A Voice on a Paper Cup

by Belle Waring on April 24, 2005

No one who has read the Gulag Archipelago or Sinyavsky’s A Voice From the Chorus can possibly read these words without a pang to the heart:

“It was just a short poem,” Badr recalled. “Something about how in life everything is possible and we should be patient because freedom is close at hand.” But it was enough to swell his heart with hope. “I was suddenly so happy,” he said.

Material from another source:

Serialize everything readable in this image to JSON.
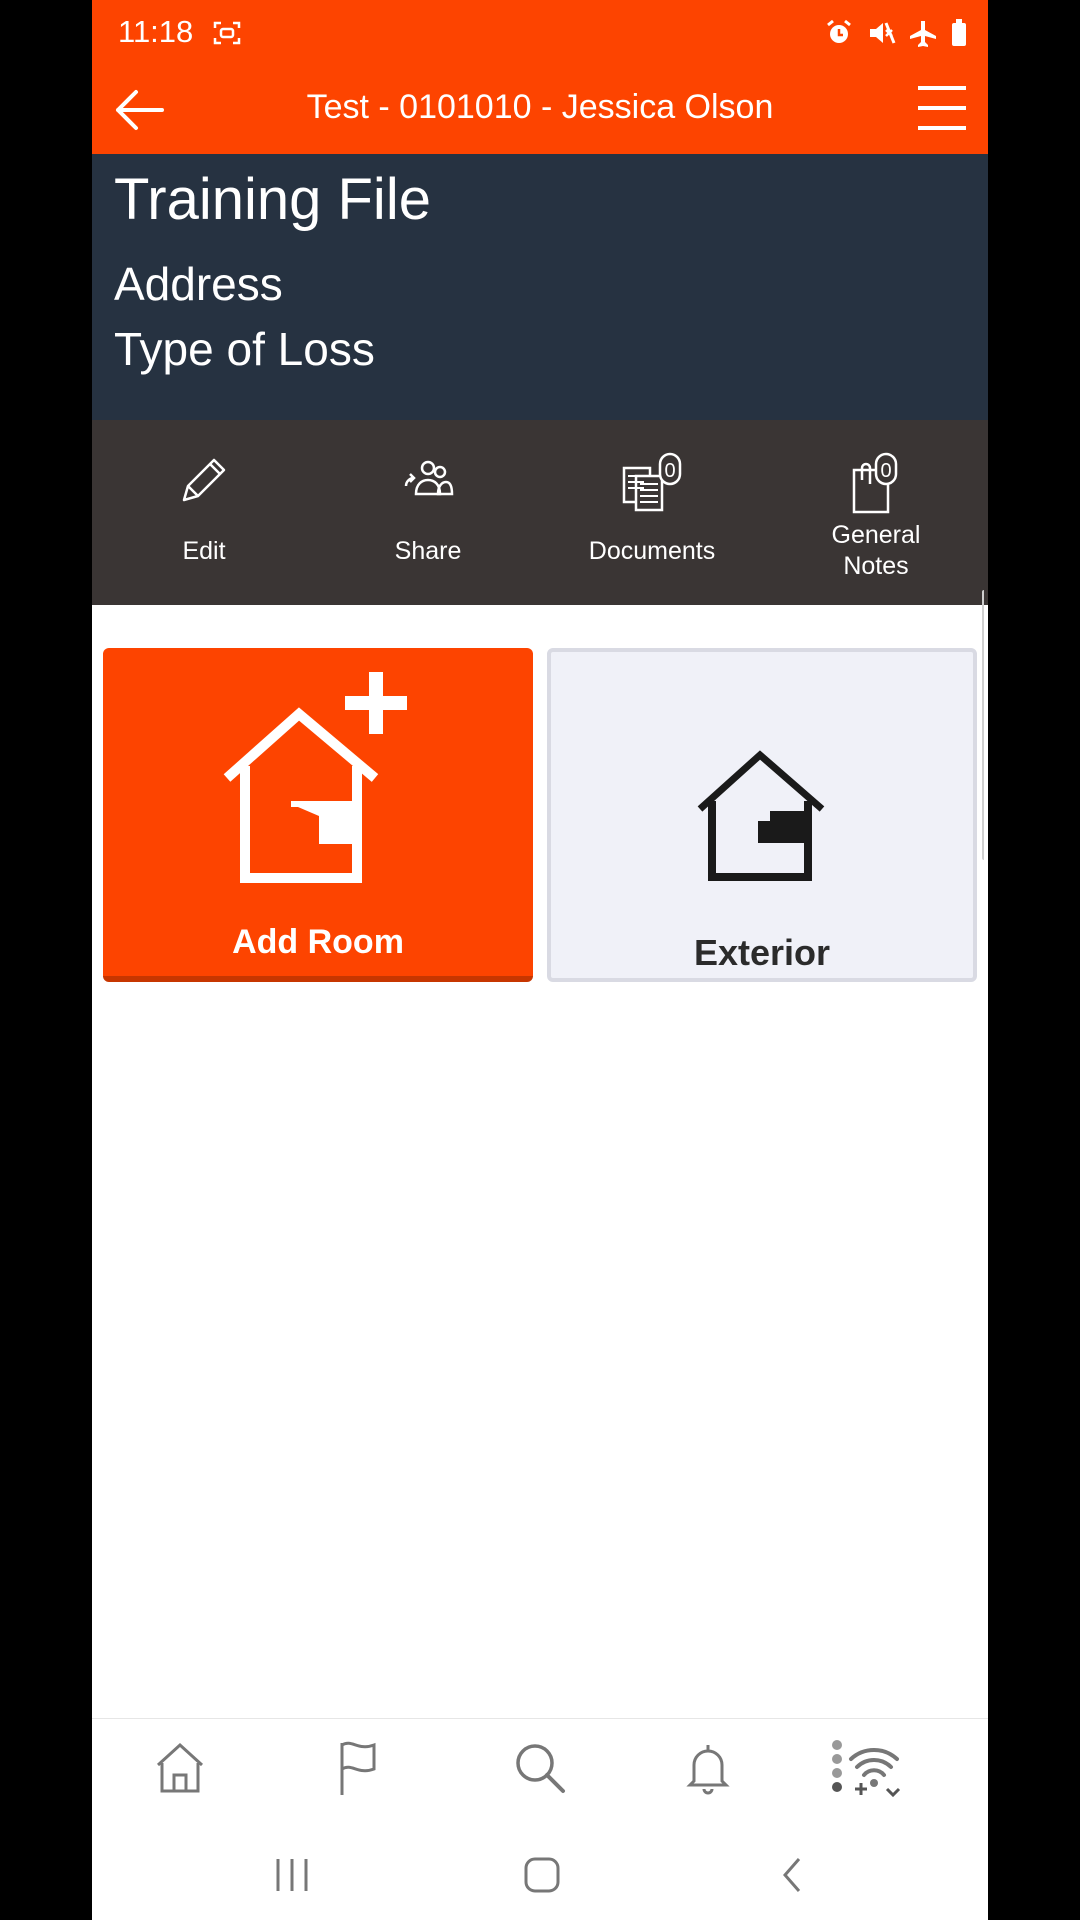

Dost had smuggled the note to [his brother] Badr through an ingenious ruse. Every few days, representatives from the International Committee of the Red Cross arrived with forms so prisoners could write brief letters home. They were given only 10 minutes, but that was enough to dash off other notes on hidden scraps of paper cups. Prisoners then passed the messages between wire pens on pulleys made of threads from their prayer caps….

Eventually, he said, the interrogators seemed convinced that he had not meant any serious harm. [he wrote a satirical piece in which he offered to match Clinton’s $5 million reward for bin Laden with his own 5 million afghani (US $115) price on Clinton’s head.] In February 2004, Dost said, he was transferred to another section of Guantanamo where he had access to as much paper as he wanted.

He continued to produce hundreds of poems, translated the Koran into Pashto and wrote a text on Islamic jurisprudence.

In the meantime, Dost said, he was taken before a review tribunal, a brief procedure that he described as a “show trial,” even though it ultimately resulted in his release. To date, U.S. military officials said, 232 Guantanamo detainees have been released and more than 500 remain in custody.

Often, Dost said, the guards conducted raids when officials suspected a detainee had issued a fatwa — an Islamic decree against them. Each time, all inmates’ writings were confiscated. Dost said he was assured that his work would be returned to him on his release.

But when that day finally came last week, Dost said, he received only a duffel bag with a blanket, a change of clothes and a few hundred papers — a fraction of his writings.

This parting blow, he said, struck him harder than all the humiliations of confinement. On Friday, as well-wishers swarmed into his home, he said his only thought was how to recover his work.

“If they give me back my writings, truly I will feel as though I was never imprisoned,” he said. “And if they don’t . . . “

Look, my country is better than this. Or this. Just. Stop.

I know I’ve related this before on my own blog, but my grandfather was an OSS spy in WWII. In one of the letters he sent home to my grandmother he describes how he met up with US ground troops who had just taken a French village controlled by a particularly awful German captain. He relates how his first impluse was to beat the shit out of the guy, knowing what he did about what the man had done. But he just gave him a cigarette instead. I don’t remember exactly what he said in the letter, but it was basically that the German was surprised at his mild reception, and my grandfather told him that was what happened when you were taken prisoner by Americans, and that we were better than them, better by a long shot. Anyone who thinks Osama bin Laden is more of a threat to the US than the Axis is welcome to come to East Hampton to get hit on the head with a lead pipe by my grandpa. He’s still pretty spry. Also, just stop.